At its core, 2017 is a deceptively simple novel that explores the notion of authenticity in a modern life. . . .

I’m guessing I’m not the only one having to triage more and more these days when it comes to selecting which books to read. I’m probably going to read something like 80 books this year, and, actually, I feel like that’s too many, but also not nearly enough. I know there are people out there who will scoff at my 80, but, for me, it takes quite a lot of time to read that many books, and I think the point of serious diminishing returns probably hits somewhere around 70. So 80 is probably a little too much, but I’ll probably hit it by necessity. A good chunk of these books will be assignments that I have little or no say in, which I’m more or less okay with, since I tend to discover a lot of good literature that way, but still, every assigned book I read means one less book from a core author whose work I’d like to read in its entirety.

All that makes it very hard when I see something like 2017, a book that won a prestigious prize, is translated by a translator I have great respect for, and that has what sounds like a very interesting story. My position is that I have shelves of books such as this, and there’s no way to get to them all, much less get to them plus the older books I feel I need to read plus the assignments. It’s hard. I wish there was a way to get to all the books that look amazing, but there really isn’t.

You Might Also Like:

More from Conversational Reading:

  1. P & V’s Untranslated Book Rec Richard Pevear and Larissa Volokhonsky–the two translators perhaps better known as P & V–have been interviewed over at The Millions. They’re asked the question that...
  2. Translation Panel Write-up Critical Mass has posted my write-up of the translation panel I was on last week at City Lights. In my opinion, it was a very...
  3. Runners by Olga Tokarczuk Polish Writing has a nice interview with Olga Tokarczuk, author of Bieguni (Runners). Therein she discusses the "episodic consciousness" in her book: Agnieszka Wolny-Hamkało: You...
  4. Best Translated Book Shortlist Party If you’re in NYC tonight, drop by for the announcement of the 10-title Best Translated Book shortlists, both for fiction and poetry. As Chad says:...
  5. Few Extra Bucks Book critic Joe Queenan begains a NYTBR humor piece with this admission: Freelance writers are always looking for ways to scare up a few extra...

Related posts brought to you by Yet Another Related Posts Plugin.

3 comments to New Book: 2017 by Olga Slavnikova

  • Tom

    Scott — I know what you mean. For serious bibliophiles, reading is not just a passion but a lifestyle.

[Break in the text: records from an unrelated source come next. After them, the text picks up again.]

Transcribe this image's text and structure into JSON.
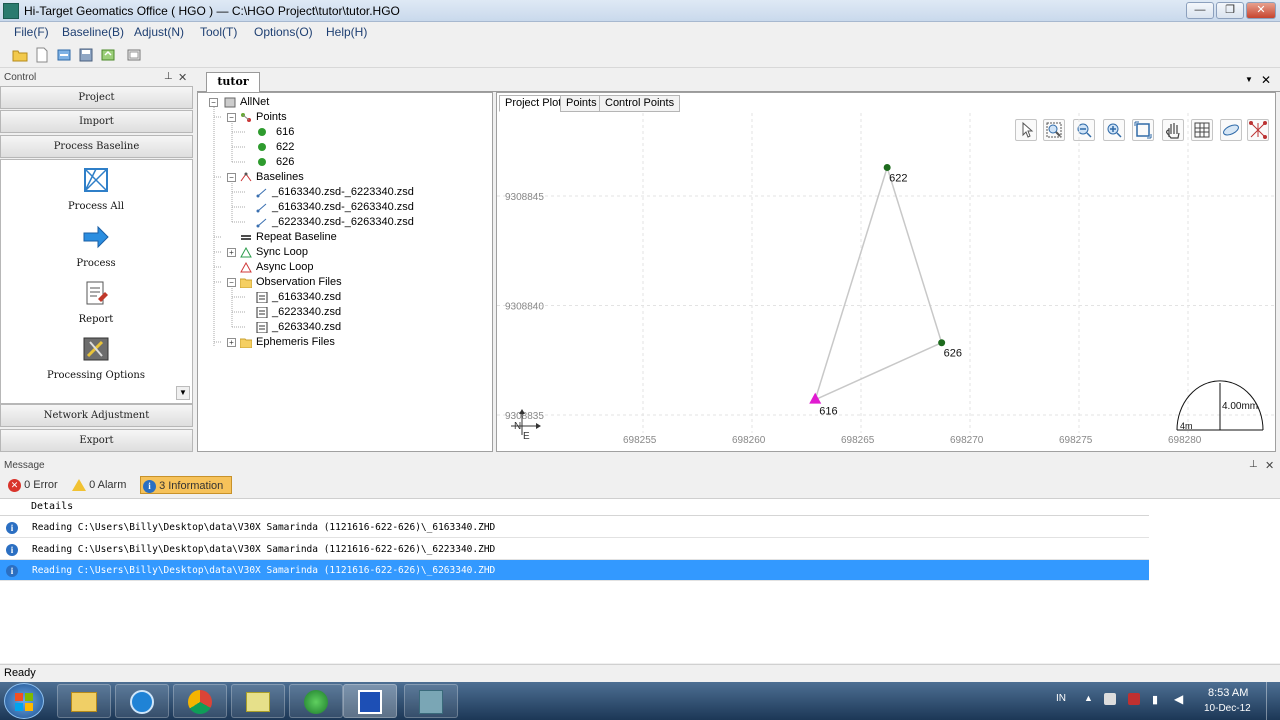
{
  "window": {
    "title": "Hi-Target Geomatics Office ( HGO ) — C:\\HGO Project\\tutor\\tutor.HGO",
    "min_glyph": "—",
    "max_glyph": "❐",
    "close_glyph": "✕"
  },
  "menu": [
    "File(F)",
    "Baseline(B)",
    "Adjust(N)",
    "Tool(T)",
    "Options(O)",
    "Help(H)"
  ],
  "control": {
    "title": "Control",
    "pin_glyph": "⊥",
    "close_glyph": "✕",
    "sections": {
      "project": "Project",
      "import": "Import",
      "process_baseline": "Process Baseline",
      "network_adjustment": "Network Adjustment",
      "export": "Export"
    },
    "items": [
      {
        "label": "Process All",
        "icon": "process-all-icon"
      },
      {
        "label": "Process",
        "icon": "arrow-right-icon"
      },
      {
        "label": "Report",
        "icon": "report-icon"
      },
      {
        "label": "Processing Options",
        "icon": "processing-options-icon"
      }
    ]
  },
  "doc": {
    "tab": "tutor",
    "menu_glyph": "▼",
    "close_glyph": "✕"
  },
  "tree": {
    "root": "AllNet",
    "points_label": "Points",
    "points": [
      "616",
      "622",
      "626"
    ],
    "baselines_label": "Baselines",
    "baselines": [
      "_6163340.zsd-_6223340.zsd",
      "_6163340.zsd-_6263340.zsd",
      "_6223340.zsd-_6263340.zsd"
    ],
    "repeat_baseline": "Repeat Baseline",
    "sync_loop": "Sync Loop",
    "async_loop": "Async Loop",
    "observation_files_label": "Observation Files",
    "observation_files": [
      "_6163340.zsd",
      "_6223340.zsd",
      "_6263340.zsd"
    ],
    "ephemeris_files": "Ephemeris Files"
  },
  "plot": {
    "tabs": [
      "Project Plot",
      "Points",
      "Control Points"
    ],
    "active_tab": "Project Plot",
    "tools": [
      "pointer-icon",
      "zoom-window-icon",
      "zoom-out-icon",
      "zoom-in-icon",
      "zoom-extent-icon",
      "pan-hand-icon",
      "grid-icon",
      "ellipse-icon",
      "network-icon"
    ],
    "y_ticks": [
      "9308845",
      "9308840",
      "9308835"
    ],
    "x_ticks": [
      "698255",
      "698260",
      "698265",
      "698270",
      "698275",
      "698280"
    ],
    "points": [
      {
        "name": "622",
        "e": 698266.2,
        "n": 9308846.3,
        "marker": "circle",
        "color": "#1d6b1d"
      },
      {
        "name": "626",
        "e": 698268.7,
        "n": 9308838.3,
        "marker": "circle",
        "color": "#1d6b1d"
      },
      {
        "name": "616",
        "e": 698262.9,
        "n": 9308835.7,
        "marker": "triangle",
        "color": "#e01ad0"
      }
    ],
    "baselines": [
      [
        "616",
        "622"
      ],
      [
        "616",
        "626"
      ],
      [
        "622",
        "626"
      ]
    ],
    "north_label": "N",
    "east_label": "E",
    "scale_vertical": "4.00mm",
    "scale_horizontal": "4m"
  },
  "message": {
    "title": "Message",
    "pin_glyph": "⊥",
    "close_glyph": "✕",
    "error": "0 Error",
    "alarm": "0 Alarm",
    "information": "3 Information",
    "column": "Details",
    "rows": [
      "Reading  C:\\Users\\Billy\\Desktop\\data\\V30X Samarinda (1121616-622-626)\\_6163340.ZHD",
      "Reading  C:\\Users\\Billy\\Desktop\\data\\V30X Samarinda (1121616-622-626)\\_6223340.ZHD",
      "Reading  C:\\Users\\Billy\\Desktop\\data\\V30X Samarinda (1121616-622-626)\\_6263340.ZHD"
    ],
    "selected_row": 2
  },
  "status": "Ready",
  "taskbar": {
    "lang": "IN",
    "time": "8:53 AM",
    "date": "10-Dec-12",
    "apps": [
      "file-explorer-icon",
      "itunes-icon",
      "chrome-icon",
      "folder-icon",
      "globe-icon",
      "hgo-app-icon",
      "gnss-app-icon"
    ]
  },
  "colors": {
    "selection": "#3399ff",
    "point_green": "#1d6b1d",
    "point_known": "#e01ad0",
    "info_filter_bg": "#f6c25a"
  }
}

    I’m always interested in other people’s literary habits (maybe so as to either justify or condemn my own). I try to devote 3 solid hours per day to books — if the work is extraordinary, then it sometimes possesses me entirely and I read for 6 or 7 hours straight — but I find those 3 blessed hours to be the sweet spot. I can productively read while still living a “real” life.

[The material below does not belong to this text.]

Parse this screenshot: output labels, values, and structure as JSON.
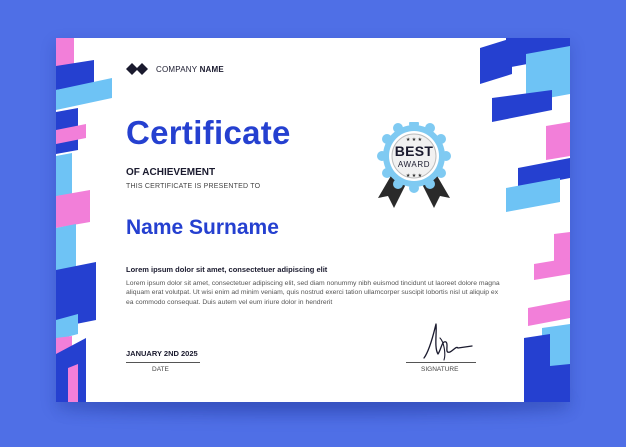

    It’s a strange compulsion to have. I sympathize with feeling beleaguered and even stressed out when confronting shelves of unread books. But why? I suppose it’s a way of combating mortality — there’s only so much time, after all, and we’re loathe to admit that.

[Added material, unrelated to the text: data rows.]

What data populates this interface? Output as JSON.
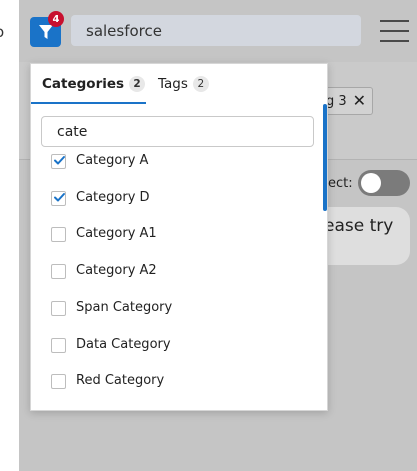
{
  "header": {
    "filter_badge_count": "4",
    "search_value": "salesforce"
  },
  "background": {
    "chip_text": "g 3",
    "toggle_label": "ect:",
    "message_text": "ease try",
    "toggle_on": false
  },
  "dropdown": {
    "tabs": [
      {
        "label": "Categories",
        "count": "2",
        "active": true
      },
      {
        "label": "Tags",
        "count": "2",
        "active": false
      }
    ],
    "filter_input_value": "cate",
    "items": [
      {
        "label": "Category A",
        "checked": true
      },
      {
        "label": "Category D",
        "checked": true
      },
      {
        "label": "Category A1",
        "checked": false
      },
      {
        "label": "Category A2",
        "checked": false
      },
      {
        "label": "Span Category",
        "checked": false
      },
      {
        "label": "Data Category",
        "checked": false
      },
      {
        "label": "Red Category",
        "checked": false
      }
    ]
  },
  "colors": {
    "accent": "#1a73c8",
    "badge": "#c8102e"
  }
}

  • jonathan

    I hit 60 last year, and I was pushing myself. I’m a very slow reader and don’t know how I would be able to keep up if I didn’t have a relatively easy job that doesn’t come home with me. Also a few slim volumes (poetry, the shorter Bolano novellas) pumped that number up a bit (although I did read Underworld, Moby-dick, and the two mammoth Alexander Theroux novels).

  • [...] by Olga Slavnikova. Winner of the Russian Booker Prize.  My interest was piqued after Conversational Reading’s lament about not having the time to read all the good books such as [...]

Leave a Reply

  

  

  

You can use these HTML tags

<a href="" title=""> <abbr title=""> <acronym title=""> <b> <blockquote cite=""> <cite> <code> <del datetime=""> <em> <i> <q cite=""> <strike> <strong>